reasonable degree of approximation where BM is maximum.
Bending stresses in symmetrical sections:
The neutral axis (N.A.) of a symmetrical section (such as circular, rectangular
or square) lies at a distance of d/2 from the outermost layer of the section
where d is the diameter (for a circular section) or depth (for a rectangular or a
square section). There is no stress at the neutral axis. But the stress at a
point is directly proportional to its distance from the neutral axis. The
maximum stress takes place at the outermost layer.
Section modulus:
Section modulus is defined as the ration of moment of inertia of a section
about the neutral axis to the distance of the outermost layer from the neutral
axis. It is denoted by the symbol Z. Hence mathematically section modulus
is given by.
𝐼
𝑍= , where I = MoI about neutral axis and 𝑦𝑚𝑎𝑥 = Distance
𝑦𝑚𝑎𝑥
of the outermost layer from the neutral axis.
𝑀 𝜎
From equation (4), we have = ;
𝐼 𝑦
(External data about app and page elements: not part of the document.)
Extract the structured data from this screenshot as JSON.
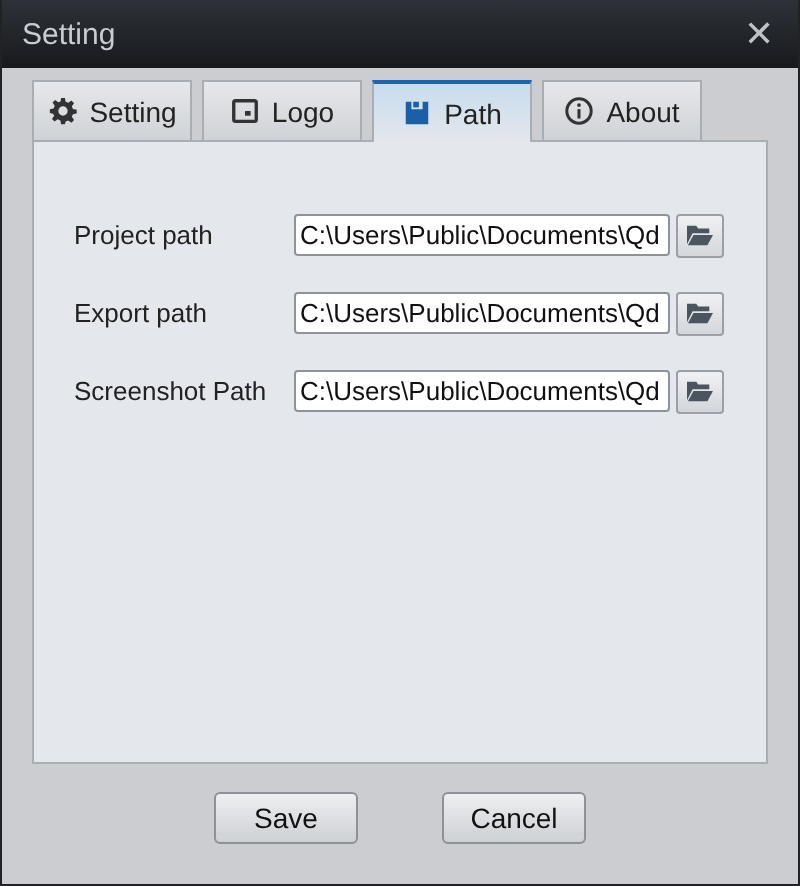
{
  "window": {
    "title": "Setting",
    "close": "✕"
  },
  "tabs": [
    {
      "label": "Setting",
      "kind": "gear",
      "selected": false
    },
    {
      "label": "Logo",
      "kind": "logo",
      "selected": false
    },
    {
      "label": "Path",
      "kind": "disk",
      "selected": true
    },
    {
      "label": "About",
      "kind": "info",
      "selected": false
    }
  ],
  "paths": [
    {
      "label": "Project path",
      "value": "C:\\Users\\Public\\Documents\\Qd"
    },
    {
      "label": "Export path",
      "value": "C:\\Users\\Public\\Documents\\Qd"
    },
    {
      "label": "Screenshot Path",
      "value": "C:\\Users\\Public\\Documents\\Qd"
    }
  ],
  "buttons": [
    "Save",
    "Cancel"
  ]
}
The stress σ will be maximum, when y is maximum. Hence above equation


can be written as

𝑀 σ𝑚𝑎𝑥 𝐼 𝐼
= ; 𝑀 = 𝜎𝑚𝑎𝑥 ; But =𝑍; So 𝑀 = 𝜎𝑚𝑎𝑥 . 𝑍
𝐼 𝑦𝑚𝑎𝑥 𝑦𝑚𝑎𝑥 𝑦𝑚𝑎𝑥

In the above equation, M is the maximum bending moment (or moment of


resistance offered by the section). Hence moment of resistance offered the
section is maximum when section modulus Z is maximum. Hence section
modulus represents the strength of the section.
Section modulus for standard shapes or beam sections:
1. Rectangular section: Refer Fig. 8
Moment of inertia of a rectangular section about an axis
𝑏𝑑3
through its CG (or through NA) is given by, 𝐼 =
12

Distance of outermost layer from NA is given by


𝑦 𝑚𝑎𝑥 = 𝑑/2
Section modulus is given by

Fig. 8
𝐼 𝑏𝑑3 /12 𝑏𝑑3 2 𝑏𝑑2
𝑍= = = ( )=
𝑦𝑚𝑎𝑥 ( 𝑑/2) 12 𝑑 6

2. Hollow Rectangular Section: Refer Fig. 9


MoI of the outer rectangle ― MoI of the inner rectangle
𝐵𝐷3 𝑏𝑑3 1
So 𝐼 = − = (𝐵𝐷3 − 𝑏𝑑3 ) and 𝑦 𝑚𝑎𝑥 = 𝑑/2
12 12 12

𝐼 ((𝐵𝐷3 − 𝑏𝑑 3 )/12 1
𝑍= = == (𝐵𝐷 3 − 𝑏𝑑 3 )
𝑦𝑚𝑎𝑥 (𝐷/2) 6𝐷

3. Circular section for a circular section:


𝜋
𝐼= 𝑑 4 and 𝑦 𝑚𝑎𝑥 = 𝑑/2
64
𝐼 (𝜋𝑑4 )/ 64 𝜋
So 𝑍= = = 𝑑3
𝑦𝑚𝑎𝑥 (𝑑/2) 32 Fig. 9
4. Hollow Circular Section: Refer Fig. 10
MoI of the outer circle ― MoI of the inner circle

𝜋
So 𝐼= (𝐷4 − 𝑑 4 ) ; and 𝑦 𝑚𝑎𝑥 = 𝑑/2 ;
64

𝐼 𝜋(𝐷4 −𝑑4 )/64


Therefore, 𝑍= =
𝑦𝑚𝑎𝑥 (𝐷/2)
𝜋
= (𝐷 4 − 𝑑 4 )
32𝐷
Fig. 10

Please Note: Students are advised to recall the procedures to determine


the CG and MoI studied in Engineering Mechanics.